[SOURCE DATA]

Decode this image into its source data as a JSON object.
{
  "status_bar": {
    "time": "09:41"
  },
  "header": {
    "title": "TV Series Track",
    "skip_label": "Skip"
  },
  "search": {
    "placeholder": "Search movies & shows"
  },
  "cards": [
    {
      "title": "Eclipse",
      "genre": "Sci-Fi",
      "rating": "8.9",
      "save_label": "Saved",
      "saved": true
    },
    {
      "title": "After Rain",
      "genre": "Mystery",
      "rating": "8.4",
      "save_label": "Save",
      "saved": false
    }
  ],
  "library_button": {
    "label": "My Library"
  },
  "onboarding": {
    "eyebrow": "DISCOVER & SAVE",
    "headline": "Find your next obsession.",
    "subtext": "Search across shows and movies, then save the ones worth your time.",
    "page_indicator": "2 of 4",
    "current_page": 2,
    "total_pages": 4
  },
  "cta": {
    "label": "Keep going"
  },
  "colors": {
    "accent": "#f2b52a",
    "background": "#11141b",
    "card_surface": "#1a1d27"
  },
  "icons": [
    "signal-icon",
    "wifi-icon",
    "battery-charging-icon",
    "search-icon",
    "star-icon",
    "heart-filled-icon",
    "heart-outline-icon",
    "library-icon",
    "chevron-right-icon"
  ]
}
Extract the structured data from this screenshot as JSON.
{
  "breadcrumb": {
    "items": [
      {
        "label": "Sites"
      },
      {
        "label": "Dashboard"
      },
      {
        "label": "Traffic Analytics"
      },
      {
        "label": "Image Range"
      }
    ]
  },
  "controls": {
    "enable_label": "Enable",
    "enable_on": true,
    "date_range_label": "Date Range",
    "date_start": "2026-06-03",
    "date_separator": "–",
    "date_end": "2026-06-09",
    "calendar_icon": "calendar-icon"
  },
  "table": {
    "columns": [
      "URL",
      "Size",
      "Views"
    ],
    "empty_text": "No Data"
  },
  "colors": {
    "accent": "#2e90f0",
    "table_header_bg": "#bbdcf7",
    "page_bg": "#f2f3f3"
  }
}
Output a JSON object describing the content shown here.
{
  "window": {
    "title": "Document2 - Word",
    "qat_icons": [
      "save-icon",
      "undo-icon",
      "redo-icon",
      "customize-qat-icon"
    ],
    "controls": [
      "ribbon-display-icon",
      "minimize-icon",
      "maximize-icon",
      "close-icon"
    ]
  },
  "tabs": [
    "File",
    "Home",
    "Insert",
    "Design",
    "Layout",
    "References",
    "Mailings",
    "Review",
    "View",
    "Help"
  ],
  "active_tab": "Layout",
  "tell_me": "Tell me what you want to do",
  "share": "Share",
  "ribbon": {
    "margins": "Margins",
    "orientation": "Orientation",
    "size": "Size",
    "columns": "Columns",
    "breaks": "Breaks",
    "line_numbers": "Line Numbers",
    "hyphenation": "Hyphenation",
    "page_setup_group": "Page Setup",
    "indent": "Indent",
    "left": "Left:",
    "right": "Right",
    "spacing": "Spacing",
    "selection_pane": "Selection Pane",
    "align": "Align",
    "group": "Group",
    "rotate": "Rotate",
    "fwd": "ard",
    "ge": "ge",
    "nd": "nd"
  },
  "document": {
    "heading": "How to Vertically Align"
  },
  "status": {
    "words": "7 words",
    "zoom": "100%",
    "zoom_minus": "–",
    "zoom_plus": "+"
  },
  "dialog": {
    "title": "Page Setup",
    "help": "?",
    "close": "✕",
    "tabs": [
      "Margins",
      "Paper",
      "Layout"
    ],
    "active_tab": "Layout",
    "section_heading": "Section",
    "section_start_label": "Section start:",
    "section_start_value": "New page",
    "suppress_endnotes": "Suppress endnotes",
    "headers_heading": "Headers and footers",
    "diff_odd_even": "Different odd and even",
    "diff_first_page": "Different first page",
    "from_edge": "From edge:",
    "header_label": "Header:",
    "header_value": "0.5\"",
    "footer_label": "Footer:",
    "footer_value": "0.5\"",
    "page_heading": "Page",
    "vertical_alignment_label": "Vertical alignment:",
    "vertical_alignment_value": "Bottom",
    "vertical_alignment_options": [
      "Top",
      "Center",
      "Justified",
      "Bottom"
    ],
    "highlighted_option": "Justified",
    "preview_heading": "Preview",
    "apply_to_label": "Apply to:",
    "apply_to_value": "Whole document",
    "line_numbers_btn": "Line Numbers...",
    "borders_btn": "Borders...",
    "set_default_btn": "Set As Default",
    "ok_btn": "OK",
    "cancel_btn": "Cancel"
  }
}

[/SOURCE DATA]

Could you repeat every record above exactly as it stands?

EXERCISE OUTPUT:
Decode this image into its source data as a JSON object.
{
  "status_bar": {
    "time": "09:41"
  },
  "header": {
    "title": "TV Series Track",
    "skip_label": "Skip"
  },
  "search": {
    "placeholder": "Search movies & shows"
  },
  "cards": [
    {
      "title": "Eclipse",
      "genre": "Sci-Fi",
      "rating": "8.9",
      "save_label": "Saved",
      "saved": true
    },
    {
      "title": "After Rain",
      "genre": "Mystery",
      "rating": "8.4",
      "save_label": "Save",
      "saved": false
    }
  ],
  "library_button": {
    "label": "My Library"
  },
  "onboarding": {
    "eyebrow": "DISCOVER & SAVE",
    "headline": "Find your next obsession.",
    "subtext": "Search across shows and movies, then save the ones worth your time.",
    "page_indicator": "2 of 4",
    "current_page": 2,
    "total_pages": 4
  },
  "cta": {
    "label": "Keep going"
  },
  "colors": {
    "accent": "#f2b52a",
    "background": "#11141b",
    "card_surface": "#1a1d27"
  },
  "icons": [
    "signal-icon",
    "wifi-icon",
    "battery-charging-icon",
    "search-icon",
    "star-icon",
    "heart-filled-icon",
    "heart-outline-icon",
    "library-icon",
    "chevron-right-icon"
  ]
}
Extract the structured data from this screenshot as JSON.
{
  "breadcrumb": {
    "items": [
      {
        "label": "Sites"
      },
      {
        "label": "Dashboard"
      },
      {
        "label": "Traffic Analytics"
      },
      {
        "label": "Image Range"
      }
    ]
  },
  "controls": {
    "enable_label": "Enable",
    "enable_on": true,
    "date_range_label": "Date Range",
    "date_start": "2026-06-03",
    "date_separator": "–",
    "date_end": "2026-06-09",
    "calendar_icon": "calendar-icon"
  },
  "table": {
    "columns": [
      "URL",
      "Size",
      "Views"
    ],
    "empty_text": "No Data"
  },
  "colors": {
    "accent": "#2e90f0",
    "table_header_bg": "#bbdcf7",
    "page_bg": "#f2f3f3"
  }
}
Output a JSON object describing the content shown here.
{
  "window": {
    "title": "Document2 - Word",
    "qat_icons": [
      "save-icon",
      "undo-icon",
      "redo-icon",
      "customize-qat-icon"
    ],
    "controls": [
      "ribbon-display-icon",
      "minimize-icon",
      "maximize-icon",
      "close-icon"
    ]
  },
  "tabs": [
    "File",
    "Home",
    "Insert",
    "Design",
    "Layout",
    "References",
    "Mailings",
    "Review",
    "View",
    "Help"
  ],
  "active_tab": "Layout",
  "tell_me": "Tell me what you want to do",
  "share": "Share",
  "ribbon": {
    "margins": "Margins",
    "orientation": "Orientation",
    "size": "Size",
    "columns": "Columns",
    "breaks": "Breaks",
    "line_numbers": "Line Numbers",
    "hyphenation": "Hyphenation",
    "page_setup_group": "Page Setup",
    "indent": "Indent",
    "left": "Left:",
    "right": "Right",
    "spacing": "Spacing",
    "selection_pane": "Selection Pane",
    "align": "Align",
    "group": "Group",
    "rotate": "Rotate",
    "fwd": "ard",
    "ge": "ge",
    "nd": "nd"
  },
  "document": {
    "heading": "How to Vertically Align"
  },
  "status": {
    "words": "7 words",
    "zoom": "100%",
    "zoom_minus": "–",
    "zoom_plus": "+"
  },
  "dialog": {
    "title": "Page Setup",
    "help": "?",
    "close": "✕",
    "tabs": [
      "Margins",
      "Paper",
      "Layout"
    ],
    "active_tab": "Layout",
    "section_heading": "Section",
    "section_start_label": "Section start:",
    "section_start_value": "New page",
    "suppress_endnotes": "Suppress endnotes",
    "headers_heading": "Headers and footers",
    "diff_odd_even": "Different odd and even",
    "diff_first_page": "Different first page",
    "from_edge": "From edge:",
    "header_label": "Header:",
    "header_value": "0.5\"",
    "footer_label": "Footer:",
    "footer_value": "0.5\"",
    "page_heading": "Page",
    "vertical_alignment_label": "Vertical alignment:",
    "vertical_alignment_value": "Bottom",
    "vertical_alignment_options": [
      "Top",
      "Center",
      "Justified",
      "Bottom"
    ],
    "highlighted_option": "Justified",
    "preview_heading": "Preview",
    "apply_to_label": "Apply to:",
    "apply_to_value": "Whole document",
    "line_numbers_btn": "Line Numbers...",
    "borders_btn": "Borders...",
    "set_default_btn": "Set As Default",
    "ok_btn": "OK",
    "cancel_btn": "Cancel"
  }
}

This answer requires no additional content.